The goal of this fellowship is for the applicant (Daniel S. Barron) to learn advanced neuroimaging research methods and to gain significant exposure to clinical epilepsy care. The applicant will receive training in structural, functional, and diffuion magnetic resonance image analysis methods;he will use these methods to quantify extra-hippocampal pathology in medial temporal lobe epilepsy (MTLE). MTLE is the most common type of epilepsy referred to surgical centers and the most common localization- related epilepsy in adults. (Tellez-Zenteno et al., 2012). The most common pathology in MTLE is hippocampal sclerosis (HS). (Wieser, 2004) When it is the sole pathology observed on visual inspection of magnetic resonance images, HS is a predictor of positive surgical outcome. (Engel, 2008) Conversely, extra-hippocampal pathology is a predictor of poorer outcome and is, in fact, a contraindication for surgery. (Thom et al., 2010) Extra-hippocampal pathology is often subtle and goes visually undetected on the pre-surgical evaluation, thus extra-hippocampal pathology continues to contribute to surgical failure. (Thom et al., 2010) Quantitative, targeted analyses of extrahippocampal pathology could guide the pre-surgical evaluation, inform new therapeutic interventions, and mitigate surgical failure. Thus far such attempts have met with limited success and represent a critical barrier to improved pre-surgical evaluation and patient care. Our immediate research goal is to define regions of extra-hippocampal pathology in MTLE-HS with the long- term goal of understanding surgical failure. Our recent meta-analysis of 24 voxel-based morphometry experiments (manuscript in review) demonstrated the most consistent area of extra-hippocampal pathology in MTLE is the medial dorsal nucleus of the thalamus (MDN). We hypothesize that MTLE is associated with selective tissue damage in the MDN related to increased functional and anatomical connectivity between the MDN and the hippocampus. To test this hypothesis we will perform the following analyses on MTLE-HS patient data:

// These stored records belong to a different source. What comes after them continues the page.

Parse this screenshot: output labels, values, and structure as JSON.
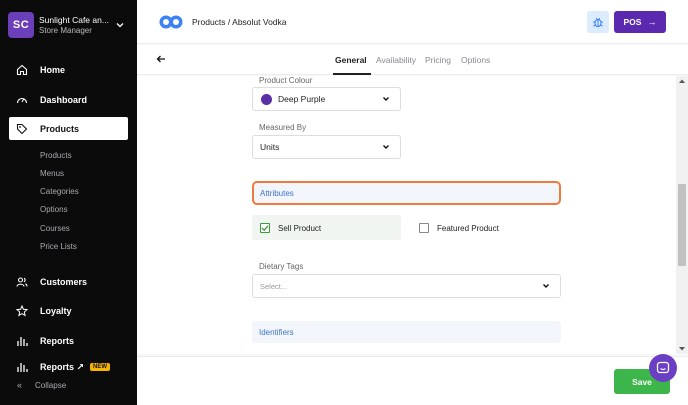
{
  "org": {
    "initials": "SC",
    "name": "Sunlight Cafe an...",
    "role": "Store Manager"
  },
  "sidebar": {
    "items": [
      {
        "label": "Home",
        "icon": "home-icon"
      },
      {
        "label": "Dashboard",
        "icon": "gauge-icon"
      },
      {
        "label": "Products",
        "icon": "tag-icon",
        "active": true
      },
      {
        "label": "Customers",
        "icon": "users-icon"
      },
      {
        "label": "Loyalty",
        "icon": "star-icon"
      },
      {
        "label": "Reports",
        "icon": "bar-chart-icon"
      },
      {
        "label": "Reports ↗",
        "icon": "bar-chart-icon",
        "badge": "NEW"
      }
    ],
    "sub_items": [
      "Products",
      "Menus",
      "Categories",
      "Options",
      "Courses",
      "Price Lists"
    ],
    "collapse_label": "Collapse"
  },
  "header": {
    "breadcrumb": "Products / Absolut Vodka",
    "pos_label": "POS"
  },
  "tabs": [
    {
      "label": "General",
      "active": true
    },
    {
      "label": "Availability"
    },
    {
      "label": "Pricing"
    },
    {
      "label": "Options"
    }
  ],
  "form": {
    "product_colour_label": "Product Colour",
    "product_colour_value": "Deep Purple",
    "measured_by_label": "Measured By",
    "measured_by_value": "Units",
    "attributes_heading": "Attributes",
    "sell_product_label": "Sell Product",
    "sell_product_checked": true,
    "featured_product_label": "Featured Product",
    "featured_product_checked": false,
    "dietary_tags_label": "Dietary Tags",
    "dietary_tags_placeholder": "Select...",
    "identifiers_heading": "Identifiers"
  },
  "footer": {
    "save_label": "Save"
  },
  "colors": {
    "brand_purple": "#5b28b0",
    "swatch_deep_purple": "#5b2fa6",
    "save_green": "#3cb54a",
    "focus_orange": "#ee7a3d",
    "link_blue": "#3d73c9"
  }
}
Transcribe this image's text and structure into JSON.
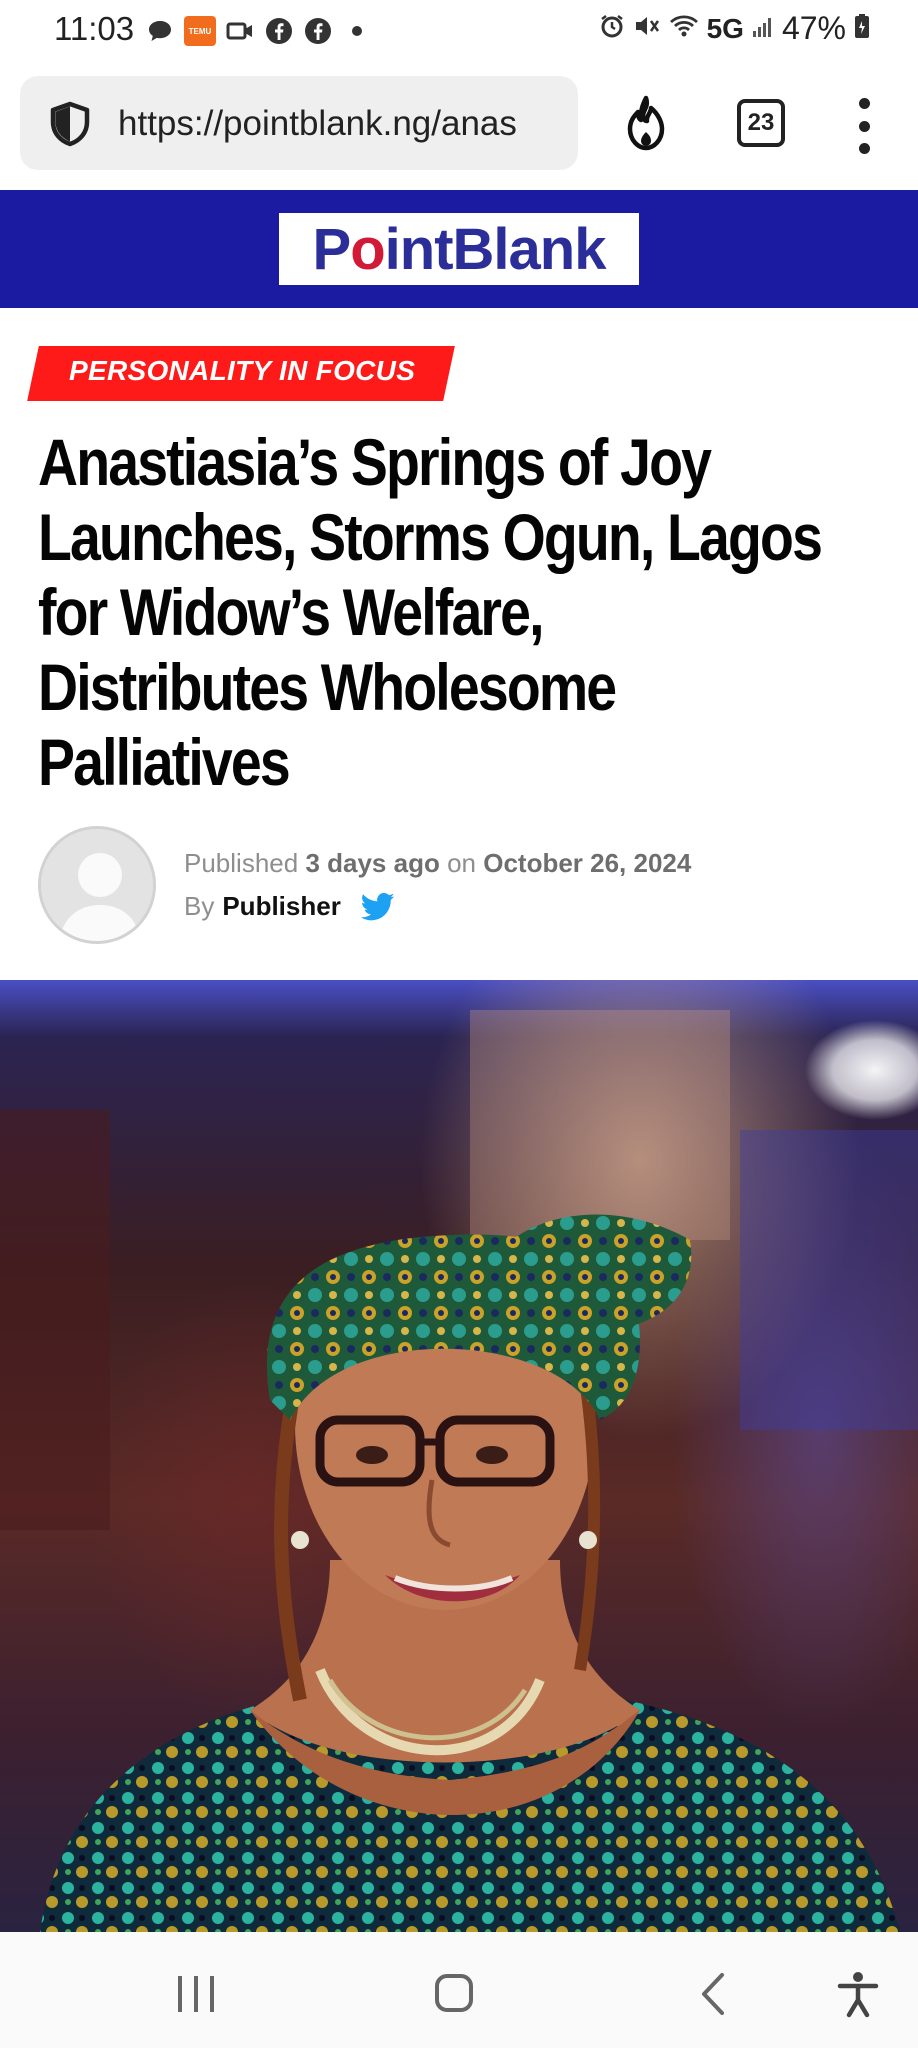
{
  "status_bar": {
    "time": "11:03",
    "left_icons": [
      "chat-bubble-icon",
      "temu-app-icon",
      "video-icon",
      "facebook-icon",
      "facebook-icon",
      "dot-icon"
    ],
    "temu_label": "TEMU",
    "network": "5G",
    "battery": "47%",
    "right_icons": [
      "alarm-icon",
      "mute-icon",
      "wifi-icon",
      "signal-icon",
      "battery-icon"
    ]
  },
  "browser": {
    "url": "https://pointblank.ng/anas",
    "tab_count": "23"
  },
  "site": {
    "logo_text_p": "P",
    "logo_text_o": "o",
    "logo_text_rest": "intBlank",
    "header_color": "#1a1ba1"
  },
  "article": {
    "category": "PERSONALITY IN FOCUS",
    "headline_lines": [
      "Anastiasia’s Springs of Joy",
      "Launches, Storms Ogun, Lagos",
      "for Widow’s Welfare,",
      "Distributes Wholesome",
      "Palliatives"
    ],
    "published_prefix": "Published",
    "published_relative": "3 days ago",
    "published_on": "on",
    "published_date": "October 26, 2024",
    "by_label": "By",
    "author": "Publisher"
  },
  "nav": {
    "items": [
      "recents-icon",
      "home-icon",
      "back-icon",
      "accessibility-icon"
    ]
  },
  "colors": {
    "badge": "#ff1a1a",
    "twitter": "#1da1f2"
  }
}
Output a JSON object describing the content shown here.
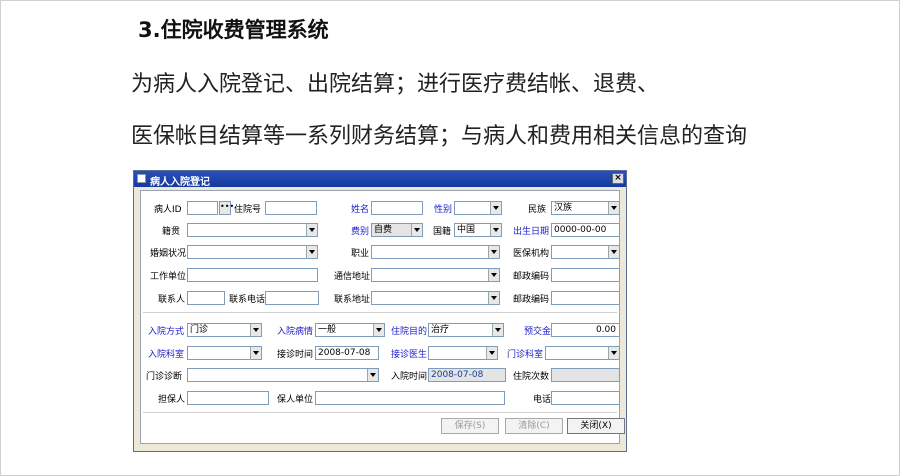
{
  "slide": {
    "title": "3.住院收费管理系统",
    "line1": "为病人入院登记、出院结算；进行医疗费结帐、退费、",
    "line2": "医保帐目结算等一系列财务结算；与病人和费用相关信息的查询"
  },
  "window": {
    "title": "病人入院登记",
    "close_glyph": "×"
  },
  "form": {
    "patient_id_label": "病人ID",
    "patient_id_value": "",
    "ellipsis": "•••",
    "admission_no_label": "住院号",
    "admission_no_value": "",
    "name_label": "姓名",
    "name_value": "",
    "gender_label": "性别",
    "gender_value": "",
    "ethnicity_label": "民族",
    "ethnicity_value": "汉族",
    "native_place_label": "籍贯",
    "native_place_value": "",
    "fee_type_label": "费别",
    "fee_type_value": "自费",
    "nationality_label": "国籍",
    "nationality_value": "中国",
    "birth_date_label": "出生日期",
    "birth_date_value": "0000-00-00",
    "marital_label": "婚姻状况",
    "marital_value": "",
    "occupation_label": "职业",
    "occupation_value": "",
    "insurance_org_label": "医保机构",
    "insurance_org_value": "",
    "work_unit_label": "工作单位",
    "work_unit_value": "",
    "mail_address_label": "通信地址",
    "mail_address_value": "",
    "postcode_label": "邮政编码",
    "postcode_value": "",
    "contact_label": "联系人",
    "contact_value": "",
    "contact_phone_label": "联系电话",
    "contact_phone_value": "",
    "contact_address_label": "联系地址",
    "contact_address_value": "",
    "postcode2_label": "邮政编码",
    "postcode2_value": "",
    "admission_mode_label": "入院方式",
    "admission_mode_value": "门诊",
    "admission_condition_label": "入院病情",
    "admission_condition_value": "一般",
    "admission_purpose_label": "住院目的",
    "admission_purpose_value": "治疗",
    "deposit_label": "预交金",
    "deposit_value": "0.00",
    "admission_dept_label": "入院科室",
    "admission_dept_value": "",
    "reception_time_label": "接诊时间",
    "reception_time_value": "2008-07-08",
    "reception_doctor_label": "接诊医生",
    "reception_doctor_value": "",
    "outpatient_dept_label": "门诊科室",
    "outpatient_dept_value": "",
    "outpatient_diag_label": "门诊诊断",
    "outpatient_diag_value": "",
    "admission_time_label": "入院时间",
    "admission_time_value": "2008-07-08",
    "admission_count_label": "住院次数",
    "admission_count_value": "",
    "guarantor_label": "担保人",
    "guarantor_value": "",
    "guarantor_unit_label": "保人单位",
    "guarantor_unit_value": "",
    "phone_label": "电话",
    "phone_value": ""
  },
  "buttons": {
    "save": "保存(S)",
    "clear": "清除(C)",
    "close": "关闭(X)"
  }
}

Aim 1. We will measure changes in MDN volume using structural MR data.
Aim 2. We will measure anatomic connectivity in white matter tracts connecting the hippocampus and MDN using diffusion MR data.
Aim 3. We will measure functional connectivity between the hippocampus and MDN using region-seeded analyses of resting-state functional MR data. To learn these neuroimaging analysis methods, the applicant will leverage intra-mural and extra-mural courses and collaborations. The applicant will also have clinical exposure to the pathophysiology, clinical care, and surgical treatment of MTLE. This research training will allow the applicant to learn neuroimaging analysis methods he will use as a neuroimaging researcher and epileptologist.
Medial temporal lobe epilepsy is the most common type of epilepsy referred to surgical centers and the most common localization-related epilepsy in adults. Undetected brain damage outside the hippocampus is predictive of poor surgical outcome, yet no consensus exists on where extra-hippocampal damage is most commonly found. This proposal to quantify extra-hippocampal damage using three neuroimage analysis methods promises to refine pre-surgical evaluation, guide future therapeutic approaches, and improve treatment success.
|Barron, Daniel S; Tandon, Nitin; Lancaster, Jack L et al. (2014) Thalamic structural connectivity in medial temporal lobe epilepsy. Epilepsia 55:e50-5|